>>>>>

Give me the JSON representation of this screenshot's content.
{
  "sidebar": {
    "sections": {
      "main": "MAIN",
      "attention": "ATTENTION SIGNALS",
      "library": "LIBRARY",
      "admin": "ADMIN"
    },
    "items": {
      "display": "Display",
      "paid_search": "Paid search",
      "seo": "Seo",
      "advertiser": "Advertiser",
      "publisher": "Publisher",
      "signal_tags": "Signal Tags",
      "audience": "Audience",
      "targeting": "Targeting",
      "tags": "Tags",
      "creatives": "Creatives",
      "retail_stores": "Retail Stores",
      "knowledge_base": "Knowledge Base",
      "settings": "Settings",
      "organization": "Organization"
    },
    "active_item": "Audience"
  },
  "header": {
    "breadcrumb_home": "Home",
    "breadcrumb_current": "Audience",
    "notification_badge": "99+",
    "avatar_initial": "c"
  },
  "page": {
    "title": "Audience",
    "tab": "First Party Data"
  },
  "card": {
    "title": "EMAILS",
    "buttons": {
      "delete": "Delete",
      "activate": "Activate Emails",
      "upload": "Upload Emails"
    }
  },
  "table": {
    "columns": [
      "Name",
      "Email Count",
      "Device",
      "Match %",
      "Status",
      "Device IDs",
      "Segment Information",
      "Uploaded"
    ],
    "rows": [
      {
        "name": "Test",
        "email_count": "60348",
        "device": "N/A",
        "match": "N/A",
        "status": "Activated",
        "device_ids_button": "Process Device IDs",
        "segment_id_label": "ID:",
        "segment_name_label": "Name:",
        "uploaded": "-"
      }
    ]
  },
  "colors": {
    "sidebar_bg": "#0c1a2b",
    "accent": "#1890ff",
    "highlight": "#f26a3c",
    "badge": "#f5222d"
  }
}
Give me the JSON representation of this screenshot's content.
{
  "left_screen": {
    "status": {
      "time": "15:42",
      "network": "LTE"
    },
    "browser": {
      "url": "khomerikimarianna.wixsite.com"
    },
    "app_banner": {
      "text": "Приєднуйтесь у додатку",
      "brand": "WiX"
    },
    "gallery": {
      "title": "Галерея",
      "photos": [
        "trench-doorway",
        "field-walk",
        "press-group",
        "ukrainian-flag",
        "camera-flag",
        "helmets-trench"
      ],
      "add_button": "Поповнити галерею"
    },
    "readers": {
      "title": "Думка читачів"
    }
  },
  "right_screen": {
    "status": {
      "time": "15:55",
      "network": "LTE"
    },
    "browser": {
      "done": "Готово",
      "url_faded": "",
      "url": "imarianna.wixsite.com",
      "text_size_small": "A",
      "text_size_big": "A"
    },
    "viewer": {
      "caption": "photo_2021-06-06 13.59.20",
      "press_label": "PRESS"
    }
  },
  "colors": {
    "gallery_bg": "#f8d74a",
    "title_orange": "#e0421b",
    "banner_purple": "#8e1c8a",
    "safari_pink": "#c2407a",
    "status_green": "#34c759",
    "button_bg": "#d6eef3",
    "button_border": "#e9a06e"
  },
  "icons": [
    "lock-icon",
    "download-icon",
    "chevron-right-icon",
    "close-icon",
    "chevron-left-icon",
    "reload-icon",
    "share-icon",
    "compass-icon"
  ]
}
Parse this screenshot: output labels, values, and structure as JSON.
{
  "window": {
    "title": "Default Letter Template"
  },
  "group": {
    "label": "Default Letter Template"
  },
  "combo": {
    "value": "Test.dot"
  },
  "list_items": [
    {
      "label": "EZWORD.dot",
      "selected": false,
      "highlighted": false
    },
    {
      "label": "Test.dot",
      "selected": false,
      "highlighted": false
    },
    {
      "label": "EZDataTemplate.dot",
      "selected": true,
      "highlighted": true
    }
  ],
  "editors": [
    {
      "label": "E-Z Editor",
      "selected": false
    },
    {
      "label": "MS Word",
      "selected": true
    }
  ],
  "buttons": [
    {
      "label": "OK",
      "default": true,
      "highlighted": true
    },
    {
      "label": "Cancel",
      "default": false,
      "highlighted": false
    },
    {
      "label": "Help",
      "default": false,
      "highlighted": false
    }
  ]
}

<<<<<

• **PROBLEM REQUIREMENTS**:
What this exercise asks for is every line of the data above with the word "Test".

• **YOUR SOLUTION**:
        "name": "Test",
    "value": "Test.dot"
      "label": "Test.dot",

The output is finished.